You may be thinking “I don’t mind driving 10 minutes if it’s going to save me some money.” And here’s the twist: when gas and cars are very cheap, then zipping around from here to there to save a dollar or two isn’t a big deal. But when gas gets closer to it’s fully loaded cost (which has been estimated at $12/gallon in addition to what you pay at the pump), then you’ll very likely think twice about driving to get that “deal.”

The end result will be that local businesses will regain a lot of power that’s been lost during the car age, and prices will go up. It may also mean that the large box stores lose power to small, more conveniently located, locally run businesses.

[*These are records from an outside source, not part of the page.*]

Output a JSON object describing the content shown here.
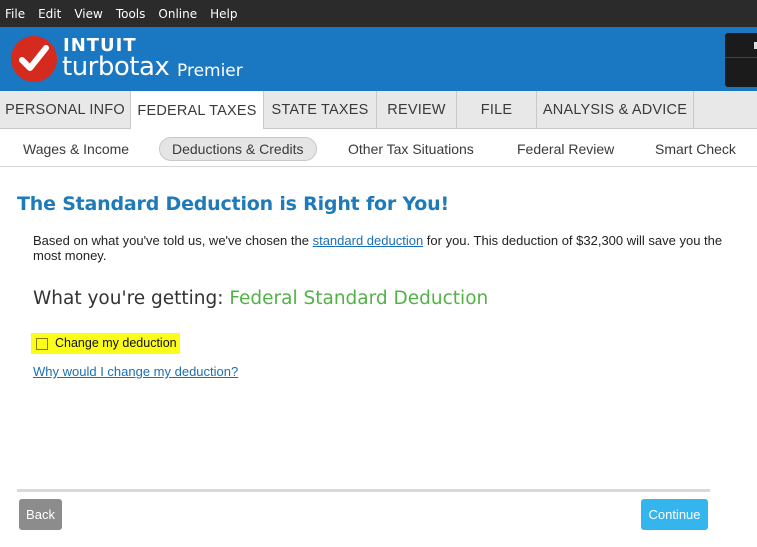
{
  "menu": [
    "File",
    "Edit",
    "View",
    "Tools",
    "Online",
    "Help"
  ],
  "brand": {
    "company": "INTUIT",
    "product": "turbotax",
    "edition": "Premier",
    "logo_color": "#d52b1e",
    "header_color": "#1a77c2"
  },
  "main_tabs": [
    {
      "label": "PERSONAL INFO",
      "active": false
    },
    {
      "label": "FEDERAL TAXES",
      "active": true
    },
    {
      "label": "STATE TAXES",
      "active": false
    },
    {
      "label": "REVIEW",
      "active": false
    },
    {
      "label": "FILE",
      "active": false
    },
    {
      "label": "ANALYSIS & ADVICE",
      "active": false
    }
  ],
  "sub_tabs": [
    {
      "label": "Wages & Income",
      "active": false
    },
    {
      "label": "Deductions & Credits",
      "active": true
    },
    {
      "label": "Other Tax Situations",
      "active": false
    },
    {
      "label": "Federal Review",
      "active": false
    },
    {
      "label": "Smart Check",
      "active": false
    }
  ],
  "content": {
    "title": "The Standard Deduction is Right for You!",
    "para_before": "Based on what you've told us, we've chosen the ",
    "para_link": "standard deduction",
    "para_after": " for you. This deduction of $32,300 will save you the most money.",
    "getting_label": "What you're getting: ",
    "getting_value": "Federal Standard Deduction",
    "checkbox_label": "Change my deduction",
    "checkbox_checked": false,
    "why_link": "Why would I change my deduction?"
  },
  "footer": {
    "back": "Back",
    "continue": "Continue"
  }
}
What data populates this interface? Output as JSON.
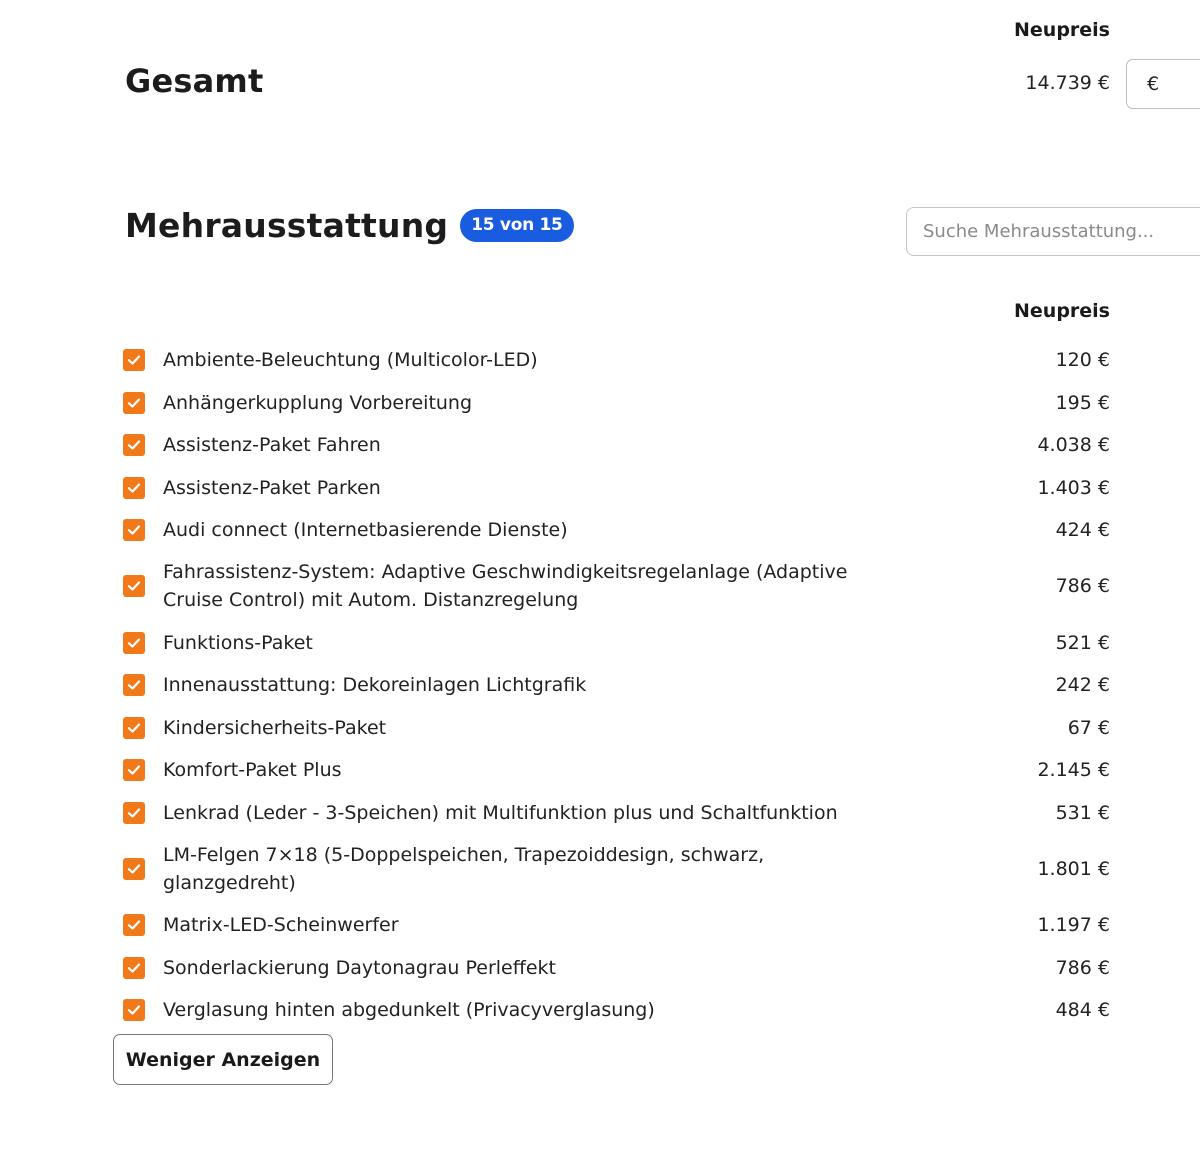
{
  "summary": {
    "title": "Gesamt",
    "price_header": "Neupreis",
    "total_value": "14.739 €",
    "currency_input_value": "€"
  },
  "equipment": {
    "title": "Mehrausstattung",
    "badge": "15 von 15",
    "search_placeholder": "Suche Mehrausstattung...",
    "price_header": "Neupreis",
    "items": [
      {
        "label": "Ambiente-Beleuchtung (Multicolor-LED)",
        "price": "120 €",
        "checked": true
      },
      {
        "label": "Anhängerkupplung Vorbereitung",
        "price": "195 €",
        "checked": true
      },
      {
        "label": "Assistenz-Paket Fahren",
        "price": "4.038 €",
        "checked": true
      },
      {
        "label": "Assistenz-Paket Parken",
        "price": "1.403 €",
        "checked": true
      },
      {
        "label": "Audi connect (Internetbasierende Dienste)",
        "price": "424 €",
        "checked": true
      },
      {
        "label": "Fahrassistenz-System: Adaptive Geschwindigkeitsregelanlage (Adaptive Cruise Control) mit Autom. Distanzregelung",
        "price": "786 €",
        "checked": true
      },
      {
        "label": "Funktions-Paket",
        "price": "521 €",
        "checked": true
      },
      {
        "label": "Innenausstattung: Dekoreinlagen Lichtgrafik",
        "price": "242 €",
        "checked": true
      },
      {
        "label": "Kindersicherheits-Paket",
        "price": "67 €",
        "checked": true
      },
      {
        "label": "Komfort-Paket Plus",
        "price": "2.145 €",
        "checked": true
      },
      {
        "label": "Lenkrad (Leder - 3-Speichen) mit Multifunktion plus und Schaltfunktion",
        "price": "531 €",
        "checked": true
      },
      {
        "label": "LM-Felgen 7×18 (5-Doppelspeichen, Trapezoiddesign, schwarz, glanzgedreht)",
        "price": "1.801 €",
        "checked": true
      },
      {
        "label": "Matrix-LED-Scheinwerfer",
        "price": "1.197 €",
        "checked": true
      },
      {
        "label": "Sonderlackierung Daytonagrau Perleffekt",
        "price": "786 €",
        "checked": true
      },
      {
        "label": "Verglasung hinten abgedunkelt (Privacyverglasung)",
        "price": "484 €",
        "checked": true
      }
    ],
    "show_less_label": "Weniger Anzeigen"
  },
  "colors": {
    "accent_checkbox": "#f07a1a",
    "badge_blue": "#1a5ce0"
  }
}
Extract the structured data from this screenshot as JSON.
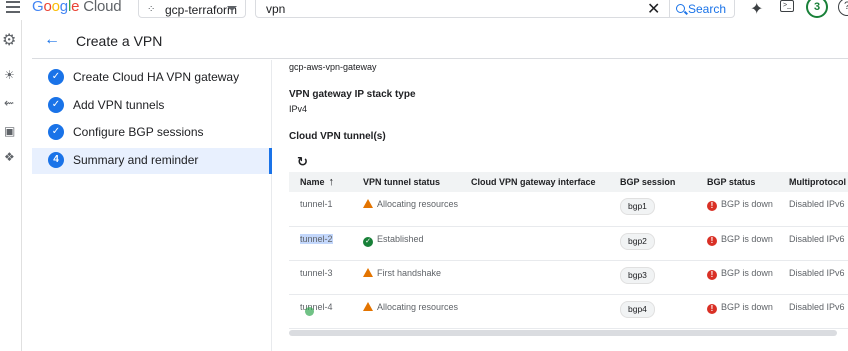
{
  "topbar": {
    "brand": "Google Cloud",
    "project": "gcp-terraform",
    "search_value": "vpn",
    "search_button": "Search",
    "notifications": "3"
  },
  "header": {
    "title": "Create a VPN"
  },
  "stepper": {
    "steps": [
      {
        "label": "Create Cloud HA VPN gateway",
        "state": "done"
      },
      {
        "label": "Add VPN tunnels",
        "state": "done"
      },
      {
        "label": "Configure BGP sessions",
        "state": "done"
      },
      {
        "label": "Summary and reminder",
        "number": "4",
        "state": "active"
      }
    ]
  },
  "content": {
    "gateway_name": "gcp-aws-vpn-gateway",
    "stack_type_label": "VPN gateway IP stack type",
    "stack_type_value": "IPv4",
    "tunnels_label": "Cloud VPN tunnel(s)"
  },
  "table": {
    "columns": [
      "Name",
      "VPN tunnel status",
      "Cloud VPN gateway interface",
      "BGP session",
      "BGP status",
      "Multiprotocol BG"
    ],
    "rows": [
      {
        "name": "tunnel-1",
        "status": "Allocating resources",
        "status_icon": "warning-icon",
        "interface": "",
        "bgp_session": "bgp1",
        "bgp_status": "BGP is down",
        "multiprotocol": "Disabled IPv6"
      },
      {
        "name": "tunnel-2",
        "status": "Established",
        "status_icon": "check-icon",
        "interface": "",
        "bgp_session": "bgp2",
        "bgp_status": "BGP is down",
        "multiprotocol": "Disabled IPv6"
      },
      {
        "name": "tunnel-3",
        "status": "First handshake",
        "status_icon": "warning-icon",
        "interface": "",
        "bgp_session": "bgp3",
        "bgp_status": "BGP is down",
        "multiprotocol": "Disabled IPv6"
      },
      {
        "name": "tunnel-4",
        "status": "Allocating resources",
        "status_icon": "warning-icon",
        "interface": "",
        "bgp_session": "bgp4",
        "bgp_status": "BGP is down",
        "multiprotocol": "Disabled IPv6"
      }
    ]
  },
  "colors": {
    "accent": "#1a73e8",
    "warning": "#e37400",
    "success": "#188038",
    "error": "#d93025"
  }
}
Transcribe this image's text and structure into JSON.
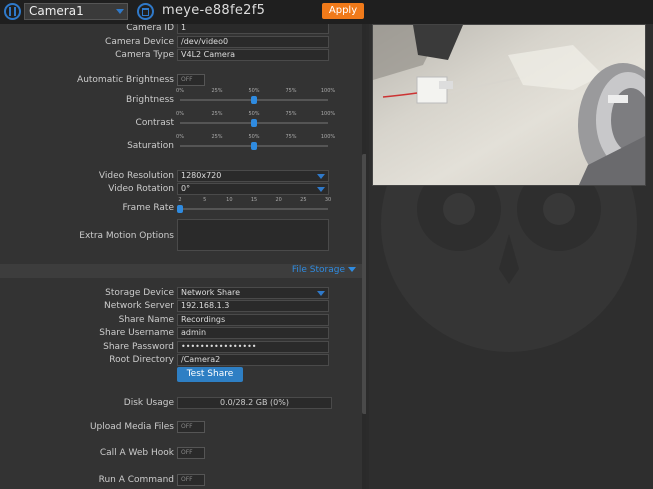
{
  "topbar": {
    "camera_selected": "Camera1",
    "hostname": "meye-e88fe2f5",
    "apply_label": "Apply"
  },
  "camera": {
    "id_label": "Camera ID",
    "id_value": "1",
    "device_label": "Camera Device",
    "device_value": "/dev/video0",
    "type_label": "Camera Type",
    "type_value": "V4L2 Camera"
  },
  "image": {
    "auto_brightness_label": "Automatic Brightness",
    "auto_brightness_state": "OFF",
    "brightness_label": "Brightness",
    "brightness_value": 50,
    "contrast_label": "Contrast",
    "contrast_value": 50,
    "saturation_label": "Saturation",
    "saturation_value": 50,
    "percent_ticks": [
      "0%",
      "25%",
      "50%",
      "75%",
      "100%"
    ]
  },
  "video": {
    "resolution_label": "Video Resolution",
    "resolution_value": "1280x720",
    "rotation_label": "Video Rotation",
    "rotation_value": "0°",
    "framerate_label": "Frame Rate",
    "framerate_value": 2,
    "framerate_ticks": [
      "2",
      "5",
      "10",
      "15",
      "20",
      "25",
      "30"
    ],
    "extra_motion_label": "Extra Motion Options"
  },
  "storage": {
    "section_title": "File Storage",
    "device_label": "Storage Device",
    "device_value": "Network Share",
    "server_label": "Network Server",
    "server_value": "192.168.1.3",
    "share_name_label": "Share Name",
    "share_name_value": "Recordings",
    "username_label": "Share Username",
    "username_value": "admin",
    "password_label": "Share Password",
    "password_value": "••••••••••••••••",
    "root_label": "Root Directory",
    "root_value": "/Camera2",
    "test_share_label": "Test Share",
    "disk_usage_label": "Disk Usage",
    "disk_usage_value": "0.0/28.2 GB (0%)"
  },
  "actions": {
    "upload_label": "Upload Media Files",
    "upload_state": "OFF",
    "webhook_label": "Call A Web Hook",
    "webhook_state": "OFF",
    "command_label": "Run A Command",
    "command_state": "OFF"
  },
  "colors": {
    "accent": "#2f8be0",
    "apply": "#f07a1a",
    "panel": "#333333",
    "background": "#2b2b2b"
  },
  "icons": {
    "menu": "pause-circle-icon",
    "delete": "trash-icon"
  }
}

I can only hope that levels of service will not suffer too greatly, and that the strategy of business success through good service will carry on. But the effective range of where we can shop is going to shrink, and this may not be a good thing for customers.

The return of the local business

Back in the old days, I imagine that everyone knew the businesses right around them. If you didn’t have a car, I’m guessing your options were foot, bike, and bus, with the latter not happening all of the time. For my grandparents who grew up in central Alberta, even going to a restaurant was a big deal, at least when they were young. So this notion of hopping in the car and driving 5 miles for…anything is relatively new.

After years of getting pounded on by the Internet and by chain stores, I anticipate the return of the small, local business. As gas gets more expensive, and as people to appreciate the value of “local” once again, we’ll start to seek out, discover, and support local businesses more.

I was recently looking for a hair salon for a friend, and so I did my usual thing: hopping onto Yelp to find out which businesses are around, which are affordable, which are good. And so I came up with a list of salons to call–all within about 5 miles of here, when I stumbled on something very unexpected:

There’s a salon across the street.

I’ve lived here over three years and I didn’t know that there was a salon one block away, on the other side of the street. Wow. I must have passed the storefront, because I patronize a dry cleaner that is very close by. But I just wasn’t paying attention–it didn’t register.

I’m glad I had this experience because it brings into my awareness how much I depend on the car for day to day living, and how I’d lost track of that. Why drive 5 miles when I can walk across the street? Going I will pay more attention to what businesses are nearby. I hope they have good service.